Interface dataset entries:
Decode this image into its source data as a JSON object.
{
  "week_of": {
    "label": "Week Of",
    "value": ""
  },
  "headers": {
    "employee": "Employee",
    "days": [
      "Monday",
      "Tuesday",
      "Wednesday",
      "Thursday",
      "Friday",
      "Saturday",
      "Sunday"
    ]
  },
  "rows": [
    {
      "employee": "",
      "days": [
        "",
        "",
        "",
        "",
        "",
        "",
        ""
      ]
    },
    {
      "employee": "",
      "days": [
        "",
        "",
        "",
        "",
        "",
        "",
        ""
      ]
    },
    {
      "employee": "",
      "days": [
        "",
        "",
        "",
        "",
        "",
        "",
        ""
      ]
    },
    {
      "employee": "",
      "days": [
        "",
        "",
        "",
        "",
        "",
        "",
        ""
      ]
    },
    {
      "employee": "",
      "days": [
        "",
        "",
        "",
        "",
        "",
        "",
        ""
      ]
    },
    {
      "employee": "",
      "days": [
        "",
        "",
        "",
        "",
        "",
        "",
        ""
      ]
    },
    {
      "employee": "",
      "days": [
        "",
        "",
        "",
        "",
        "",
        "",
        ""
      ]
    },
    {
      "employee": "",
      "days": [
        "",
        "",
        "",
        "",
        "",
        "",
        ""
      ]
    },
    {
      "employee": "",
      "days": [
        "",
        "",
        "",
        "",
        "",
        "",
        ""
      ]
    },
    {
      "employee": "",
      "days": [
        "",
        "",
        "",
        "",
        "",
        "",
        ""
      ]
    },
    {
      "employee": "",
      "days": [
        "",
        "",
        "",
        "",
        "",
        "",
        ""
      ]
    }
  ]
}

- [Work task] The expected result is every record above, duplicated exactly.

- [Solution]
Decode this image into its source data as a JSON object.
{
  "week_of": {
    "label": "Week Of",
    "value": ""
  },
  "headers": {
    "employee": "Employee",
    "days": [
      "Monday",
      "Tuesday",
      "Wednesday",
      "Thursday",
      "Friday",
      "Saturday",
      "Sunday"
    ]
  },
  "rows": [
    {
      "employee": "",
      "days": [
        "",
        "",
        "",
        "",
        "",
        "",
        ""
      ]
    },
    {
      "employee": "",
      "days": [
        "",
        "",
        "",
        "",
        "",
        "",
        ""
      ]
    },
    {
      "employee": "",
      "days": [
        "",
        "",
        "",
        "",
        "",
        "",
        ""
      ]
    },
    {
      "employee": "",
      "days": [
        "",
        "",
        "",
        "",
        "",
        "",
        ""
      ]
    },
    {
      "employee": "",
      "days": [
        "",
        "",
        "",
        "",
        "",
        "",
        ""
      ]
    },
    {
      "employee": "",
      "days": [
        "",
        "",
        "",
        "",
        "",
        "",
        ""
      ]
    },
    {
      "employee": "",
      "days": [
        "",
        "",
        "",
        "",
        "",
        "",
        ""
      ]
    },
    {
      "employee": "",
      "days": [
        "",
        "",
        "",
        "",
        "",
        "",
        ""
      ]
    },
    {
      "employee": "",
      "days": [
        "",
        "",
        "",
        "",
        "",
        "",
        ""
      ]
    },
    {
      "employee": "",
      "days": [
        "",
        "",
        "",
        "",
        "",
        "",
        ""
      ]
    },
    {
      "employee": "",
      "days": [
        "",
        "",
        "",
        "",
        "",
        "",
        ""
      ]
    }
  ]
}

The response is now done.